Return all entries below exactly. Skip nothing.
(RECORDS FOR PROCESSING)
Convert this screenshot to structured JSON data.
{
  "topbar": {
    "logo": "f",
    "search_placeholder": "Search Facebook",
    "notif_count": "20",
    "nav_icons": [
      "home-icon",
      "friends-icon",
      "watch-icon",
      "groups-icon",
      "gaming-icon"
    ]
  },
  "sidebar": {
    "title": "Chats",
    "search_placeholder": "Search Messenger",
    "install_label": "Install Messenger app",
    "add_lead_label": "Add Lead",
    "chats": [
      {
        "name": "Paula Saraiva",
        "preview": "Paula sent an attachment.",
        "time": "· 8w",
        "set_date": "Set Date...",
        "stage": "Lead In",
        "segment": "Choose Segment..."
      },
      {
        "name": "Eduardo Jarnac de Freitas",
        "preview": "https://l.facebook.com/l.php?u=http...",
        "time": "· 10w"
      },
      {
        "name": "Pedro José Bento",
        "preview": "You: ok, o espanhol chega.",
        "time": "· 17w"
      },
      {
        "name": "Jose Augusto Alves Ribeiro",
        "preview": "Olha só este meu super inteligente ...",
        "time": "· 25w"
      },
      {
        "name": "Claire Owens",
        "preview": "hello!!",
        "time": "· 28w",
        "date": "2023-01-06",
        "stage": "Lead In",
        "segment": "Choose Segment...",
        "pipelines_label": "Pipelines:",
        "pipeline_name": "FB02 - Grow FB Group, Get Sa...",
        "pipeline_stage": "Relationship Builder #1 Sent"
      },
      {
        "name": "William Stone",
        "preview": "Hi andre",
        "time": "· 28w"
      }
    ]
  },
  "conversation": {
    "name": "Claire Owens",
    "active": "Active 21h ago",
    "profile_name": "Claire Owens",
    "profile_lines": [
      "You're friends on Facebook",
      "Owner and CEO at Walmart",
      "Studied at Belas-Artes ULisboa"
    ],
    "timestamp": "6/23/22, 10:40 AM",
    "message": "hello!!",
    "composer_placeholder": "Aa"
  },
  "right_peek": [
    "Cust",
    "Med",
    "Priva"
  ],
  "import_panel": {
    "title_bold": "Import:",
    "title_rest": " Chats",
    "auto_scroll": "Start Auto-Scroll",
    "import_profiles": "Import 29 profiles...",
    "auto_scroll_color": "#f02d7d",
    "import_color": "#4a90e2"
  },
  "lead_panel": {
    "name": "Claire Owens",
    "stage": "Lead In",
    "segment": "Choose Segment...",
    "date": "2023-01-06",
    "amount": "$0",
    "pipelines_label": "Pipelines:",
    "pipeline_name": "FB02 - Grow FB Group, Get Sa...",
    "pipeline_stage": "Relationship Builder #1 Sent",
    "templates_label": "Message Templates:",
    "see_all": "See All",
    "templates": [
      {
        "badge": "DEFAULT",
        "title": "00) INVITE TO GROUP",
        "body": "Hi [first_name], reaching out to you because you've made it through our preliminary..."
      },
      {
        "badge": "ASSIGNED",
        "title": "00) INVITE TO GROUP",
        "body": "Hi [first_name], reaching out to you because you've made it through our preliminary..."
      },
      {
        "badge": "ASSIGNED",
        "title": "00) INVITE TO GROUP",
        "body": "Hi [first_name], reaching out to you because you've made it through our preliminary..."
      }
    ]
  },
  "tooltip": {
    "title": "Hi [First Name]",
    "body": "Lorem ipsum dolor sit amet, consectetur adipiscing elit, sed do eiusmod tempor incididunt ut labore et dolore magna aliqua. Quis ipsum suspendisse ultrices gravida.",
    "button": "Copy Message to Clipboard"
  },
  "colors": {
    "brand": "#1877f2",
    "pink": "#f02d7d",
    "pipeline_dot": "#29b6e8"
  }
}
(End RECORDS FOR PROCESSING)
#### TASK RESULT
Convert this screenshot to structured JSON data.
{
  "topbar": {
    "logo": "f",
    "search_placeholder": "Search Facebook",
    "notif_count": "20",
    "nav_icons": [
      "home-icon",
      "friends-icon",
      "watch-icon",
      "groups-icon",
      "gaming-icon"
    ]
  },
  "sidebar": {
    "title": "Chats",
    "search_placeholder": "Search Messenger",
    "install_label": "Install Messenger app",
    "add_lead_label": "Add Lead",
    "chats": [
      {
        "name": "Paula Saraiva",
        "preview": "Paula sent an attachment.",
        "time": "· 8w",
        "set_date": "Set Date...",
        "stage": "Lead In",
        "segment": "Choose Segment..."
      },
      {
        "name": "Eduardo Jarnac de Freitas",
        "preview": "https://l.facebook.com/l.php?u=http...",
        "time": "· 10w"
      },
      {
        "name": "Pedro José Bento",
        "preview": "You: ok, o espanhol chega.",
        "time": "· 17w"
      },
      {
        "name": "Jose Augusto Alves Ribeiro",
        "preview": "Olha só este meu super inteligente ...",
        "time": "· 25w"
      },
      {
        "name": "Claire Owens",
        "preview": "hello!!",
        "time": "· 28w",
        "date": "2023-01-06",
        "stage": "Lead In",
        "segment": "Choose Segment...",
        "pipelines_label": "Pipelines:",
        "pipeline_name": "FB02 - Grow FB Group, Get Sa...",
        "pipeline_stage": "Relationship Builder #1 Sent"
      },
      {
        "name": "William Stone",
        "preview": "Hi andre",
        "time": "· 28w"
      }
    ]
  },
  "conversation": {
    "name": "Claire Owens",
    "active": "Active 21h ago",
    "profile_name": "Claire Owens",
    "profile_lines": [
      "You're friends on Facebook",
      "Owner and CEO at Walmart",
      "Studied at Belas-Artes ULisboa"
    ],
    "timestamp": "6/23/22, 10:40 AM",
    "message": "hello!!",
    "composer_placeholder": "Aa"
  },
  "right_peek": [
    "Cust",
    "Med",
    "Priva"
  ],
  "import_panel": {
    "title_bold": "Import:",
    "title_rest": " Chats",
    "auto_scroll": "Start Auto-Scroll",
    "import_profiles": "Import 29 profiles...",
    "auto_scroll_color": "#f02d7d",
    "import_color": "#4a90e2"
  },
  "lead_panel": {
    "name": "Claire Owens",
    "stage": "Lead In",
    "segment": "Choose Segment...",
    "date": "2023-01-06",
    "amount": "$0",
    "pipelines_label": "Pipelines:",
    "pipeline_name": "FB02 - Grow FB Group, Get Sa...",
    "pipeline_stage": "Relationship Builder #1 Sent",
    "templates_label": "Message Templates:",
    "see_all": "See All",
    "templates": [
      {
        "badge": "DEFAULT",
        "title": "00) INVITE TO GROUP",
        "body": "Hi [first_name], reaching out to you because you've made it through our preliminary..."
      },
      {
        "badge": "ASSIGNED",
        "title": "00) INVITE TO GROUP",
        "body": "Hi [first_name], reaching out to you because you've made it through our preliminary..."
      },
      {
        "badge": "ASSIGNED",
        "title": "00) INVITE TO GROUP",
        "body": "Hi [first_name], reaching out to you because you've made it through our preliminary..."
      }
    ]
  },
  "tooltip": {
    "title": "Hi [First Name]",
    "body": "Lorem ipsum dolor sit amet, consectetur adipiscing elit, sed do eiusmod tempor incididunt ut labore et dolore magna aliqua. Quis ipsum suspendisse ultrices gravida.",
    "button": "Copy Message to Clipboard"
  },
  "colors": {
    "brand": "#1877f2",
    "pink": "#f02d7d",
    "pipeline_dot": "#29b6e8"
  }
}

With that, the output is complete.